### WHAT NEEDS TO BE DONE
Would you reproduce each line below exactly, leaving every picture out?

Data records for software interfaces:
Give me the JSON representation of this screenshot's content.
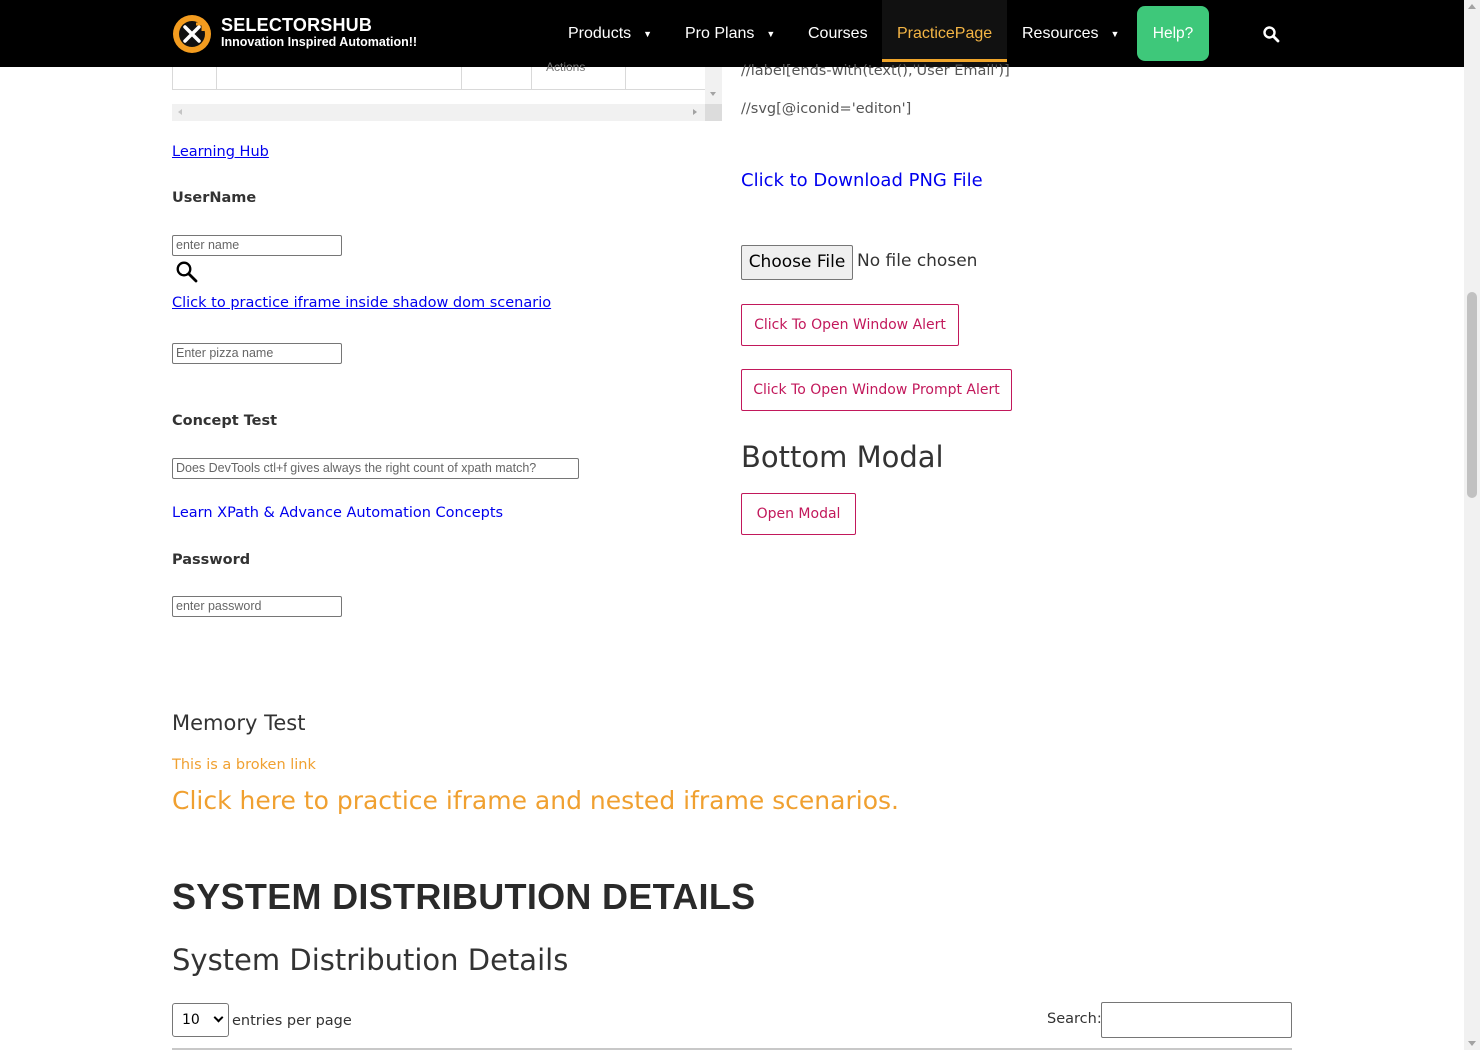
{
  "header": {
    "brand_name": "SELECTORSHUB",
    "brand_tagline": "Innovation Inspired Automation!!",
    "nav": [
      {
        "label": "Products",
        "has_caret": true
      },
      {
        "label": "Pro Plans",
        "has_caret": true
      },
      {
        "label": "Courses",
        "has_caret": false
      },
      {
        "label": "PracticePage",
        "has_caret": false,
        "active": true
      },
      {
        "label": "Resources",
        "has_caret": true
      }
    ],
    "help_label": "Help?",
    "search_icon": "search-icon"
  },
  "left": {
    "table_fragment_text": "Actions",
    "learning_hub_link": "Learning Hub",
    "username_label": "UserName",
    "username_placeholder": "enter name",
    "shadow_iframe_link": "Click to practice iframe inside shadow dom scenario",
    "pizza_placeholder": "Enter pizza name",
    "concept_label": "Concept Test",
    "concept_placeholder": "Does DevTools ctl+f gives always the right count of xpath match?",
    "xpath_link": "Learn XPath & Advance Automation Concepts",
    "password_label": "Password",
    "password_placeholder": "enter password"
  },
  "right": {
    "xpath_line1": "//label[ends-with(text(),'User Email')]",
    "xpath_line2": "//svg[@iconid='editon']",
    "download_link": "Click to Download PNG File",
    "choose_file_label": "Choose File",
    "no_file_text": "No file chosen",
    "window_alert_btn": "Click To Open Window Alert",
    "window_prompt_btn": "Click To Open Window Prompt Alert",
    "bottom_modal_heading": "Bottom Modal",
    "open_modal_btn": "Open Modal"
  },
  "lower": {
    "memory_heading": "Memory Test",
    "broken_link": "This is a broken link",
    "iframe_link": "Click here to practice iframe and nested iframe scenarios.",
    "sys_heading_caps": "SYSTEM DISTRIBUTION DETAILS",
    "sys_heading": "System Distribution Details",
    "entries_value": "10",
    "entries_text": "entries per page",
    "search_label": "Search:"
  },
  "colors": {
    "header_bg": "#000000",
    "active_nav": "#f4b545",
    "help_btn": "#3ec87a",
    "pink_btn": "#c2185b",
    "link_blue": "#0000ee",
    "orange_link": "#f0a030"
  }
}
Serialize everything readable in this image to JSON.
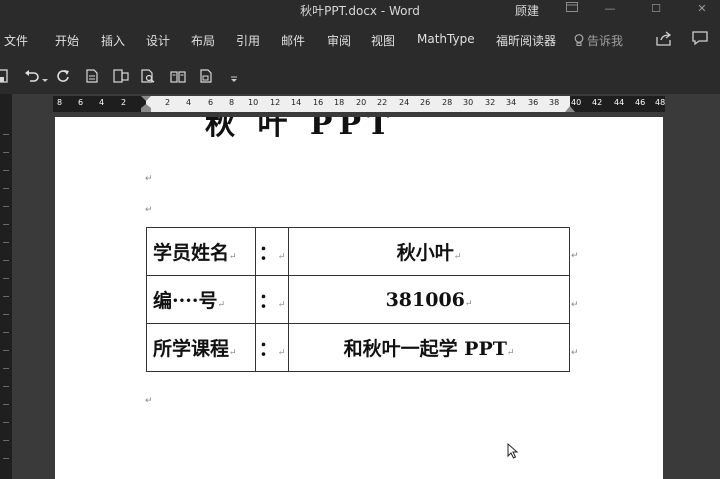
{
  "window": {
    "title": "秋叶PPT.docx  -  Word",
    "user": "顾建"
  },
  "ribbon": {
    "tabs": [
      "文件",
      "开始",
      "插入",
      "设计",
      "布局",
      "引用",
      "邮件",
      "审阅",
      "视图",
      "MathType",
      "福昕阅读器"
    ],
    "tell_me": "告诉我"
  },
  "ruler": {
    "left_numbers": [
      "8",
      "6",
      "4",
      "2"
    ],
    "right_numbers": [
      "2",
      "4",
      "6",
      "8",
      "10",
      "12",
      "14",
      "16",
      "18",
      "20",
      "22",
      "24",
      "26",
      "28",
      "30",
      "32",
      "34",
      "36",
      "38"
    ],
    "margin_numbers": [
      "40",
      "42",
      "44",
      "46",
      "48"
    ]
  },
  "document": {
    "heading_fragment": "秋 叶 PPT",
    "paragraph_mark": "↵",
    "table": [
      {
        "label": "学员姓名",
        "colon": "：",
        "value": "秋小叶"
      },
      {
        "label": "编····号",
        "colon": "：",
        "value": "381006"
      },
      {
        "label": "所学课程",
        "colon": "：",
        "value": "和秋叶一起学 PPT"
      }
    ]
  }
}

### EXPECTED ANSWER
Give me the JSON representation of this screenshot's content.
{
  "header": {
    "brand_name": "SELECTORSHUB",
    "brand_tagline": "Innovation Inspired Automation!!",
    "nav": [
      {
        "label": "Products",
        "has_caret": true
      },
      {
        "label": "Pro Plans",
        "has_caret": true
      },
      {
        "label": "Courses",
        "has_caret": false
      },
      {
        "label": "PracticePage",
        "has_caret": false,
        "active": true
      },
      {
        "label": "Resources",
        "has_caret": true
      }
    ],
    "help_label": "Help?",
    "search_icon": "search-icon"
  },
  "left": {
    "table_fragment_text": "Actions",
    "learning_hub_link": "Learning Hub",
    "username_label": "UserName",
    "username_placeholder": "enter name",
    "shadow_iframe_link": "Click to practice iframe inside shadow dom scenario",
    "pizza_placeholder": "Enter pizza name",
    "concept_label": "Concept Test",
    "concept_placeholder": "Does DevTools ctl+f gives always the right count of xpath match?",
    "xpath_link": "Learn XPath & Advance Automation Concepts",
    "password_label": "Password",
    "password_placeholder": "enter password"
  },
  "right": {
    "xpath_line1": "//label[ends-with(text(),'User Email')]",
    "xpath_line2": "//svg[@iconid='editon']",
    "download_link": "Click to Download PNG File",
    "choose_file_label": "Choose File",
    "no_file_text": "No file chosen",
    "window_alert_btn": "Click To Open Window Alert",
    "window_prompt_btn": "Click To Open Window Prompt Alert",
    "bottom_modal_heading": "Bottom Modal",
    "open_modal_btn": "Open Modal"
  },
  "lower": {
    "memory_heading": "Memory Test",
    "broken_link": "This is a broken link",
    "iframe_link": "Click here to practice iframe and nested iframe scenarios.",
    "sys_heading_caps": "SYSTEM DISTRIBUTION DETAILS",
    "sys_heading": "System Distribution Details",
    "entries_value": "10",
    "entries_text": "entries per page",
    "search_label": "Search:"
  },
  "colors": {
    "header_bg": "#000000",
    "active_nav": "#f4b545",
    "help_btn": "#3ec87a",
    "pink_btn": "#c2185b",
    "link_blue": "#0000ee",
    "orange_link": "#f0a030"
  }
}
Serialize everything readable in this image to JSON.
{
  "window": {
    "title": "秋叶PPT.docx  -  Word",
    "user": "顾建"
  },
  "ribbon": {
    "tabs": [
      "文件",
      "开始",
      "插入",
      "设计",
      "布局",
      "引用",
      "邮件",
      "审阅",
      "视图",
      "MathType",
      "福昕阅读器"
    ],
    "tell_me": "告诉我"
  },
  "ruler": {
    "left_numbers": [
      "8",
      "6",
      "4",
      "2"
    ],
    "right_numbers": [
      "2",
      "4",
      "6",
      "8",
      "10",
      "12",
      "14",
      "16",
      "18",
      "20",
      "22",
      "24",
      "26",
      "28",
      "30",
      "32",
      "34",
      "36",
      "38"
    ],
    "margin_numbers": [
      "40",
      "42",
      "44",
      "46",
      "48"
    ]
  },
  "document": {
    "heading_fragment": "秋 叶 PPT",
    "paragraph_mark": "↵",
    "table": [
      {
        "label": "学员姓名",
        "colon": "：",
        "value": "秋小叶"
      },
      {
        "label": "编····号",
        "colon": "：",
        "value": "381006"
      },
      {
        "label": "所学课程",
        "colon": "：",
        "value": "和秋叶一起学 PPT"
      }
    ]
  }
}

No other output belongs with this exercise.